« Reply #21 on: November 05, 2018, 07:17:58 PM »
Quote
If you can tell the difference between a 320kbps MP3 and a CD then you should be able to hear spiders crawling on a wall or ants walking in the garden.

Ah, no. Once you go beyond headphones that cost more than $30 (or $100 for bluetooth headphones), you can easily hear the difference between even a 320kbps MP3 vs CD.

The truth is somewhere in the middle re: vinyl vs CD. The bad impression some people have for CD audio quality stems from the original wave of catalog re-issues in the 80s and early 90s. Partly due to limitations of the technology at the time, and largely due to the cheapskate nature record labels rushed out the first wave of back catalog CDs, those CDs from that period mostly sound like crap compared to a brand new vinyl counterpart.
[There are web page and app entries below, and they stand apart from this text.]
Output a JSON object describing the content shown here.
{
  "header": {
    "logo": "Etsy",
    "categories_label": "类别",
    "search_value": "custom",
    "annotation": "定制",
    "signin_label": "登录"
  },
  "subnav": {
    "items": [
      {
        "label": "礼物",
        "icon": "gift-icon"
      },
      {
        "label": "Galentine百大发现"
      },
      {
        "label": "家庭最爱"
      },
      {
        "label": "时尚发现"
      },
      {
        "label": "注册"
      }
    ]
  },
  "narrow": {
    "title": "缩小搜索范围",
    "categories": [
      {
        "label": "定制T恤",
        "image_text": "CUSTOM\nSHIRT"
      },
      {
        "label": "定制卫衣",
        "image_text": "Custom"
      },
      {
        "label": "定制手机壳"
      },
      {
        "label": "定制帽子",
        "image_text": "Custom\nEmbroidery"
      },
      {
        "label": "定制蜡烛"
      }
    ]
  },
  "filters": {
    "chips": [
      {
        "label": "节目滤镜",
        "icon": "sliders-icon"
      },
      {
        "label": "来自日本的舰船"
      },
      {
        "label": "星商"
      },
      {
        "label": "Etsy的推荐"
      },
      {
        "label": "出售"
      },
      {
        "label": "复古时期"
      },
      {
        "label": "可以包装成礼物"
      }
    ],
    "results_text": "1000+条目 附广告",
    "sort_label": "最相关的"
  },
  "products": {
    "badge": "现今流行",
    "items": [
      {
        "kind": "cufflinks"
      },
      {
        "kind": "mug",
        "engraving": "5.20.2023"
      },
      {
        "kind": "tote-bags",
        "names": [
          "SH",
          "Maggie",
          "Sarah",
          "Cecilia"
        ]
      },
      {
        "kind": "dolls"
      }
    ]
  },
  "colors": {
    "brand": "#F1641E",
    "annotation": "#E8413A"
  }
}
The Beatles and Stones were the first artists who personally supervised their original CD catalog releases. Led Zeppelin was the first who made the pointed effort to release "re-mastered" second wave catalog CDs that were properly mixed to the medium.

By the mid 1990s, mastering for CD had pretty much been perfected, IMHO. I would argue that, barring bonus tracks or actual remixes, there's no need to buy a re-master of any major label album that came out after 1995.

As for vinyl, what other posters have written is definitely true: most albums recorded after 2001 are exclusively recorded and mixed digitally. So there's no analog element that is getting preserved by listening to it on a vinyl medium.